Goal of the exercise: All lines in the data below carrying the string "نیاز" are to be located and copied.

──────── Material for this exercise

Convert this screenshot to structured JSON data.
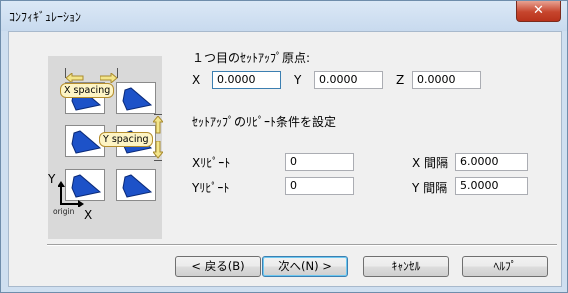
{
  "window": {
    "title": "ｺﾝﾌｨｷﾞｭﾚｰｼｮﾝ",
    "close_glyph": "✕"
  },
  "diagram": {
    "x_spacing_label": "X spacing",
    "y_spacing_label": "Y spacing",
    "axis_y": "Y",
    "axis_x": "X",
    "origin": "origin"
  },
  "origin_section": {
    "heading": "１つ目のｾｯﾄｱｯﾌﾟ原点:",
    "x_label": "X",
    "x_value": "0.0000",
    "y_label": "Y",
    "y_value": "0.0000",
    "z_label": "Z",
    "z_value": "0.0000"
  },
  "repeat_section": {
    "heading": "ｾｯﾄｱｯﾌﾟのﾘﾋﾟｰﾄ条件を設定",
    "x_repeat_label": "Xﾘﾋﾟｰﾄ",
    "x_repeat_value": "0",
    "y_repeat_label": "Yﾘﾋﾟｰﾄ",
    "y_repeat_value": "0",
    "x_interval_label": "X 間隔",
    "x_interval_value": "6.0000",
    "y_interval_label": "Y 間隔",
    "y_interval_value": "5.0000"
  },
  "buttons": {
    "back": "< 戻る(B)",
    "next": "次へ(N) >",
    "cancel": "ｷｬﾝｾﾙ",
    "help": "ﾍﾙﾌﾟ"
  }
}
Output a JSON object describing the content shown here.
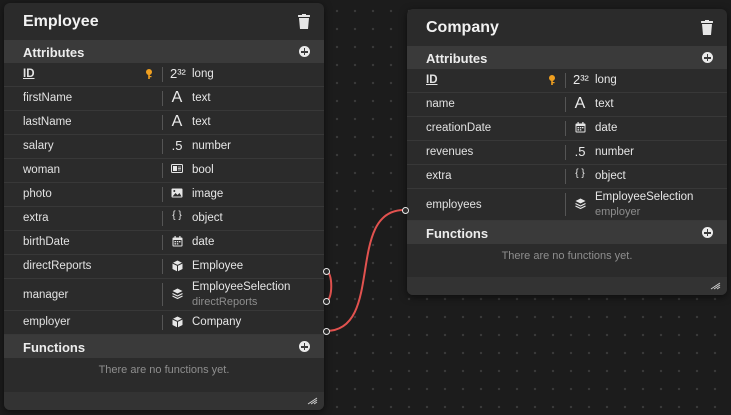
{
  "employee": {
    "title": "Employee",
    "attributes_label": "Attributes",
    "functions_label": "Functions",
    "empty_functions": "There are no functions yet.",
    "attributes": [
      {
        "name": "ID",
        "type_icon": "2³²",
        "type": "long",
        "pk": true
      },
      {
        "name": "firstName",
        "type_icon": "A",
        "type": "text"
      },
      {
        "name": "lastName",
        "type_icon": "A",
        "type": "text"
      },
      {
        "name": "salary",
        "type_icon": ".5",
        "type": "number"
      },
      {
        "name": "woman",
        "type_icon": "bool-icon",
        "type": "bool"
      },
      {
        "name": "photo",
        "type_icon": "image-icon",
        "type": "image"
      },
      {
        "name": "extra",
        "type_icon": "{ }",
        "type": "object"
      },
      {
        "name": "birthDate",
        "type_icon": "calendar-icon",
        "type": "date"
      },
      {
        "name": "directReports",
        "type_icon": "cube-icon",
        "type": "Employee"
      },
      {
        "name": "manager",
        "type_icon": "layers-icon",
        "type": "EmployeeSelection",
        "sub": "directReports"
      },
      {
        "name": "employer",
        "type_icon": "cube-icon",
        "type": "Company"
      }
    ]
  },
  "company": {
    "title": "Company",
    "attributes_label": "Attributes",
    "functions_label": "Functions",
    "empty_functions": "There are no functions yet.",
    "attributes": [
      {
        "name": "ID",
        "type_icon": "2³²",
        "type": "long",
        "pk": true
      },
      {
        "name": "name",
        "type_icon": "A",
        "type": "text"
      },
      {
        "name": "creationDate",
        "type_icon": "calendar-icon",
        "type": "date"
      },
      {
        "name": "revenues",
        "type_icon": ".5",
        "type": "number"
      },
      {
        "name": "extra",
        "type_icon": "{ }",
        "type": "object"
      },
      {
        "name": "employees",
        "type_icon": "layers-icon",
        "type": "EmployeeSelection",
        "sub": "employer"
      }
    ]
  },
  "colors": {
    "link": "#e2524f",
    "key": "#f0a020",
    "background": "#1c1c1c",
    "card": "#2b2b2b"
  }
}
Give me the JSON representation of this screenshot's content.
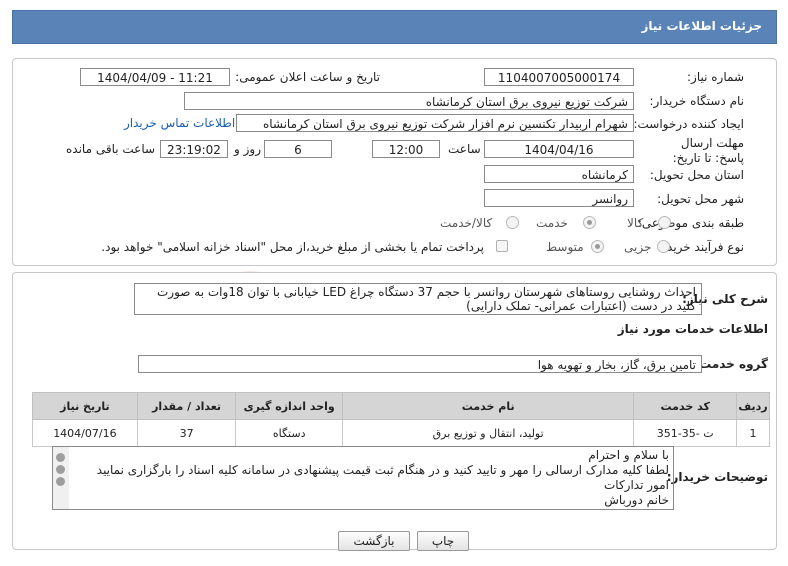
{
  "header": {
    "title": "جزئیات اطلاعات نیاز"
  },
  "fields": {
    "need_number_label": "شماره نیاز:",
    "need_number": "1104007005000174",
    "announce_label": "تاریخ و ساعت اعلان عمومی:",
    "announce_value": "1404/04/09 - 11:21",
    "buyer_org_label": "نام دستگاه خریدار:",
    "buyer_org": "شرکت توزیع نیروی برق استان کرمانشاه",
    "creator_label": "ایجاد کننده درخواست:",
    "creator": "شهرام اربیدار تکنسین نرم افزار شرکت توزیع نیروی برق استان کرمانشاه",
    "contact_link": "اطلاعات تماس خریدار",
    "deadline_label": "مهلت ارسال پاسخ: تا تاریخ:",
    "deadline_date": "1404/04/16",
    "hour_label": "ساعت",
    "deadline_time": "12:00",
    "days_value": "6",
    "days_label": "روز و",
    "remaining_time": "23:19:02",
    "remaining_label": "ساعت باقی مانده",
    "province_label": "استان محل تحویل:",
    "province": "کرمانشاه",
    "city_label": "شهر محل تحویل:",
    "city": "روانسر",
    "category_label": "طبقه بندی موضوعی:",
    "category_options": [
      "کالا",
      "خدمت",
      "کالا/خدمت"
    ],
    "category_selected": "خدمت",
    "process_label": "نوع فرآیند خرید :",
    "process_options": [
      "جزیی",
      "متوسط"
    ],
    "process_selected": "متوسط",
    "payment_note": "پرداخت تمام یا بخشی از مبلغ خرید،از محل \"اسناد خزانه اسلامی\" خواهد بود."
  },
  "summary": {
    "label": "شرح کلی نیاز:",
    "text": "احداث روشنایی روستاهای شهرستان روانسر با حجم 37 دستگاه چراغ LED خیابانی با توان 18وات  به صورت کلید در دست (اعتبارات عمرانی- تملک دارایی)"
  },
  "services": {
    "section_title": "اطلاعات خدمات مورد نیاز",
    "group_label": "گروه خدمت:",
    "group_value": "تامین برق، گاز، بخار و تهویه هوا",
    "columns": [
      "ردیف",
      "کد خدمت",
      "نام خدمت",
      "واحد اندازه گیری",
      "تعداد / مقدار",
      "تاریخ نیاز"
    ],
    "rows": [
      [
        "1",
        "ت -35-351",
        "تولید، انتقال و توزیع برق",
        "دستگاه",
        "37",
        "1404/07/16"
      ]
    ]
  },
  "notes": {
    "label": "توضیحات خریدار:",
    "lines": [
      "با سلام و احترام",
      "لطفا کلیه مدارک ارسالی را مهر و تایید کنید و در هنگام ثبت قیمت پیشنهادی در سامانه کلیه اسناد را بارگزاری نمایید",
      "امور تدارکات",
      "خانم دورباش"
    ]
  },
  "buttons": {
    "print": "چاپ",
    "back": "بازگشت"
  },
  "watermark": "AriaTender.neT",
  "colors": {
    "header": "#5a84b8",
    "link": "#1a5fb4",
    "table_header": "#d5d5d5"
  }
}
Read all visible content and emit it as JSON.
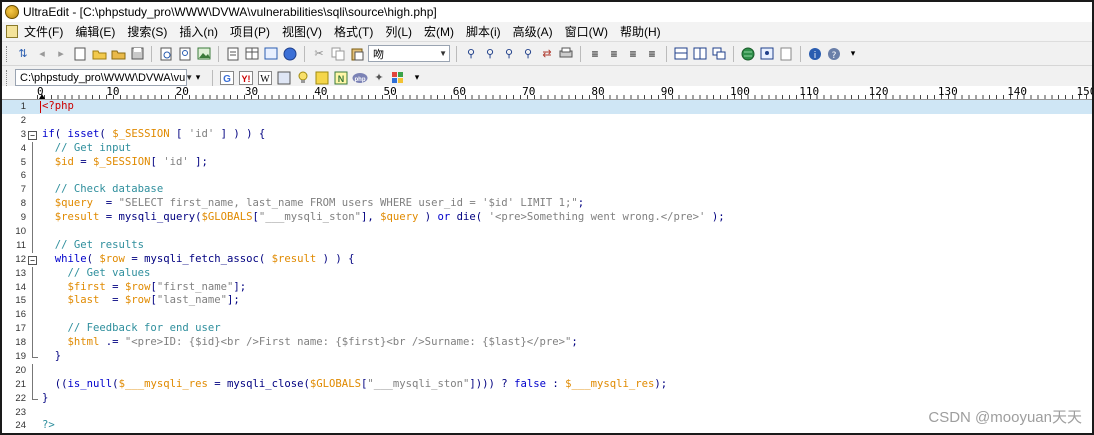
{
  "window": {
    "title": "UltraEdit - [C:\\phpstudy_pro\\WWW\\DVWA\\vulnerabilities\\sqli\\source\\high.php]"
  },
  "menu": [
    "文件(F)",
    "编辑(E)",
    "搜索(S)",
    "插入(n)",
    "项目(P)",
    "视图(V)",
    "格式(T)",
    "列(L)",
    "宏(M)",
    "脚本(i)",
    "高级(A)",
    "窗口(W)",
    "帮助(H)"
  ],
  "toolbar1": {
    "font_combo": "吻"
  },
  "toolbar2": {
    "path_combo": "C:\\phpstudy_pro\\WWW\\DVWA\\vu"
  },
  "ruler": {
    "labels": [
      "0",
      "10",
      "20",
      "30",
      "40",
      "50",
      "60",
      "70",
      "80",
      "90",
      "100",
      "110",
      "120",
      "130",
      "140",
      "150"
    ]
  },
  "colors": {
    "comment": "#2f8f9d",
    "keyword": "#0000cc",
    "variable": "#e08a00",
    "string": "#808080",
    "default": "#000080",
    "php_tag": "#cc0000"
  },
  "code": [
    {
      "n": "1",
      "fold": "none",
      "tokens": [
        [
          "tag",
          "<?php"
        ]
      ]
    },
    {
      "n": "2",
      "fold": "none",
      "tokens": []
    },
    {
      "n": "3",
      "fold": "open",
      "tokens": [
        [
          "kw",
          "if"
        ],
        [
          "def",
          "( "
        ],
        [
          "kw",
          "isset"
        ],
        [
          "def",
          "( "
        ],
        [
          "var",
          "$_SESSION"
        ],
        [
          "def",
          " [ "
        ],
        [
          "str",
          "'id'"
        ],
        [
          "def",
          " ] ) ) {"
        ]
      ]
    },
    {
      "n": "4",
      "fold": "line",
      "tokens": [
        [
          "def",
          "  "
        ],
        [
          "cm",
          "// Get input"
        ]
      ]
    },
    {
      "n": "5",
      "fold": "line",
      "tokens": [
        [
          "def",
          "  "
        ],
        [
          "var",
          "$id"
        ],
        [
          "def",
          " = "
        ],
        [
          "var",
          "$_SESSION"
        ],
        [
          "def",
          "[ "
        ],
        [
          "str",
          "'id'"
        ],
        [
          "def",
          " ];"
        ]
      ]
    },
    {
      "n": "6",
      "fold": "line",
      "tokens": []
    },
    {
      "n": "7",
      "fold": "line",
      "tokens": [
        [
          "def",
          "  "
        ],
        [
          "cm",
          "// Check database"
        ]
      ]
    },
    {
      "n": "8",
      "fold": "line",
      "tokens": [
        [
          "def",
          "  "
        ],
        [
          "var",
          "$query"
        ],
        [
          "def",
          "  = "
        ],
        [
          "str",
          "\"SELECT first_name, last_name FROM users WHERE user_id = '$id' LIMIT 1;\""
        ],
        [
          "def",
          ";"
        ]
      ]
    },
    {
      "n": "9",
      "fold": "line",
      "tokens": [
        [
          "def",
          "  "
        ],
        [
          "var",
          "$result"
        ],
        [
          "def",
          " = mysqli_query("
        ],
        [
          "var",
          "$GLOBALS"
        ],
        [
          "def",
          "["
        ],
        [
          "str",
          "\"___mysqli_ston\""
        ],
        [
          "def",
          "], "
        ],
        [
          "var",
          "$query"
        ],
        [
          "def",
          " ) "
        ],
        [
          "kw",
          "or"
        ],
        [
          "def",
          " die( "
        ],
        [
          "str",
          "'<pre>Something went wrong.</pre>'"
        ],
        [
          "def",
          " );"
        ]
      ]
    },
    {
      "n": "10",
      "fold": "line",
      "tokens": []
    },
    {
      "n": "11",
      "fold": "line",
      "tokens": [
        [
          "def",
          "  "
        ],
        [
          "cm",
          "// Get results"
        ]
      ]
    },
    {
      "n": "12",
      "fold": "open",
      "tokens": [
        [
          "def",
          "  "
        ],
        [
          "kw",
          "while"
        ],
        [
          "def",
          "( "
        ],
        [
          "var",
          "$row"
        ],
        [
          "def",
          " = mysqli_fetch_assoc( "
        ],
        [
          "var",
          "$result"
        ],
        [
          "def",
          " ) ) {"
        ]
      ]
    },
    {
      "n": "13",
      "fold": "line",
      "tokens": [
        [
          "def",
          "    "
        ],
        [
          "cm",
          "// Get values"
        ]
      ]
    },
    {
      "n": "14",
      "fold": "line",
      "tokens": [
        [
          "def",
          "    "
        ],
        [
          "var",
          "$first"
        ],
        [
          "def",
          " = "
        ],
        [
          "var",
          "$row"
        ],
        [
          "def",
          "["
        ],
        [
          "str",
          "\"first_name\""
        ],
        [
          "def",
          "];"
        ]
      ]
    },
    {
      "n": "15",
      "fold": "line",
      "tokens": [
        [
          "def",
          "    "
        ],
        [
          "var",
          "$last"
        ],
        [
          "def",
          "  = "
        ],
        [
          "var",
          "$row"
        ],
        [
          "def",
          "["
        ],
        [
          "str",
          "\"last_name\""
        ],
        [
          "def",
          "];"
        ]
      ]
    },
    {
      "n": "16",
      "fold": "line",
      "tokens": []
    },
    {
      "n": "17",
      "fold": "line",
      "tokens": [
        [
          "def",
          "    "
        ],
        [
          "cm",
          "// Feedback for end user"
        ]
      ]
    },
    {
      "n": "18",
      "fold": "line",
      "tokens": [
        [
          "def",
          "    "
        ],
        [
          "var",
          "$html"
        ],
        [
          "def",
          " .= "
        ],
        [
          "str",
          "\"<pre>ID: {$id}<br />First name: {$first}<br />Surname: {$last}</pre>\""
        ],
        [
          "def",
          ";"
        ]
      ]
    },
    {
      "n": "19",
      "fold": "end",
      "tokens": [
        [
          "def",
          "  }"
        ]
      ]
    },
    {
      "n": "20",
      "fold": "line",
      "tokens": []
    },
    {
      "n": "21",
      "fold": "line",
      "tokens": [
        [
          "def",
          "  (("
        ],
        [
          "kw",
          "is_null"
        ],
        [
          "def",
          "("
        ],
        [
          "var",
          "$___mysqli_res"
        ],
        [
          "def",
          " = mysqli_close("
        ],
        [
          "var",
          "$GLOBALS"
        ],
        [
          "def",
          "["
        ],
        [
          "str",
          "\"___mysqli_ston\""
        ],
        [
          "def",
          "]))) ? "
        ],
        [
          "kw",
          "false"
        ],
        [
          "def",
          " : "
        ],
        [
          "var",
          "$___mysqli_res"
        ],
        [
          "def",
          ");"
        ]
      ]
    },
    {
      "n": "22",
      "fold": "end",
      "tokens": [
        [
          "def",
          "}"
        ]
      ]
    },
    {
      "n": "23",
      "fold": "none",
      "tokens": []
    },
    {
      "n": "24",
      "fold": "none",
      "tokens": [
        [
          "tagend",
          "?>"
        ]
      ]
    }
  ],
  "watermark": "CSDN @mooyuan天天"
}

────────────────

Written reply:
    "title": "جزئیات اطلاعات نیاز"
    "need_number_label": "شماره نیاز:",
    "label": "شرح کلی نیاز:",
    "section_title": "اطلاعات خدمات مورد نیاز",
      "تاریخ نیاز"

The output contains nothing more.